Above. A view along Chapter House Street near York Minister.

According to a sign on the wall this street follows the course of the Via Decumana, a Roman road running from the headquarters of the fort here at York, to the North East gate.

Above. Roman interval tower remains below the wall along St Maurice's Road.

The interval tower shown above, was excavated in 1926 and the heavily consolidated walls left exposed for us to see.

Above. Roman East angle tower remains below the wall along St Maurice's Road

The angle tower shown above, was excavated in 1926 and the resulting walls were left uncovered. Heavily consolidated, these walls have been dug out to a depth of around two metres. Also to be seen here, although not from this angle (high up on the wall) is a portion of the curved fortress wall, appearing from the medieval walkway above it.

Roman shrine to Minerva, St Edgar's Field, Chester

Roman shrine to Minerva
St Edgar's Field

According to Chesterwiki this the the last surviving rock-cut Roman shrine still standing in its original location in the whole of Western Europe. The shrine was dedicated to Minerva, the ancient Roman goddess of poetry, medicine, wisdom, commerce, weaving, crafts and magic, often associated with the Greek goddess Athena.

The shrine is thought to date from the rule of Vespasian, sometime around 79AD, and may have been positioned for travellers both entering and exiting the city of Chester to pay their respects for a good days travelling or trading.

Above. The Eastern side of the shrine, with the carved image of Minerva.

The carving is very badly weathered, but it is surprising that it has actually survived this long, considering both the effects of the weather and vandalism. One theory has it that the image of Minerva was thought to be that of the Virgin Mary, and was therefore saved from any religious vandalism.

Roman Quay, Chester

Roman Quay

The remains of a Roman quay can be found hidden away at the foot of the medieval walls along Nun's Road, to the East of the race course. The quay lies at the point that Black Friars road intersects Nun's Road. The remains consist of an earth covered mound of cut red sandstone, and represent the last remnants of a riverside quay that would have been used to load and unload ships as they sailed up the River Dee to this point. The river would have lapped the foot of the wall here, some four or five metres below the current ground level, providing a good deep, navigable river for the Romans to use. The river silted up over the course of about two thousand years, and receded away to the West. The medieval walls were built on top of the Roman remains, and the race course now occupies the old flood plain.
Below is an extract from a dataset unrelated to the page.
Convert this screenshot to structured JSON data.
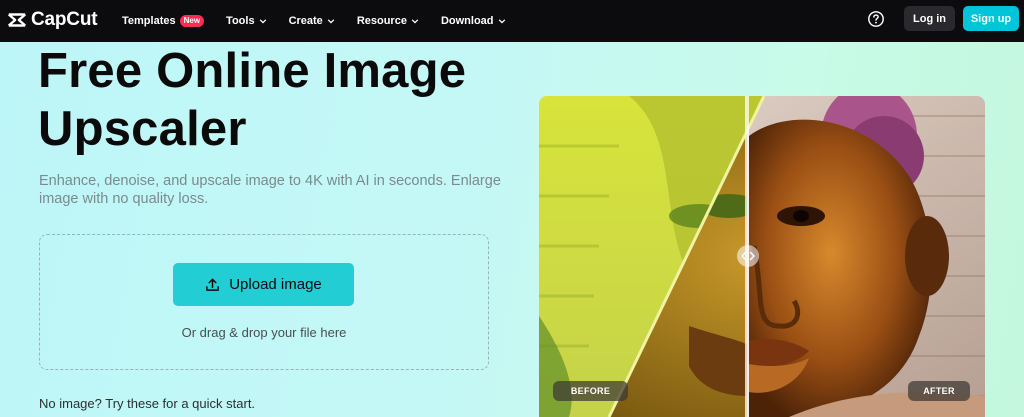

Above. Looking along the wall towards the scant remains of the quay.

There's not really much to see, but it's interesting to know that it's there as you walk along the walls above it.

South East angle tower, Chester

South East angle tower

One of 26 towers built around the Roman city of Deva Victrix can be found at the junctions of Newgate Street, Pepper Street and Souters Lane. The tower most likely dates from the end of the 1st century AD or the very early 2nd century AD. 

Above. View of the foundations of the tower from Pepper Street.

The tower was constructed on the inside of the walls rather than projecting beyond the walls. This would have afforded it all the protection that the stone walls could provide, whilst still giving the Roman guards stationed there, great views out over the lands beyond the city. For added defensive protection, there was a twenty foot wide and nine feet deep ditch in front of the walls. 

Above. View of the foundations from the Medieval walls.

The tower is seemingly contemporary with the walls, as both structures are bound together with no difference in building materials or breaks in build. Chester was some 20% larger than any other Roman fort in Britain, even larger than York and London. Some historians have suggested that this could point to Roman intentions to make this their British capital. The nearby amphitheatre is the largest military amphitheatre in Britain.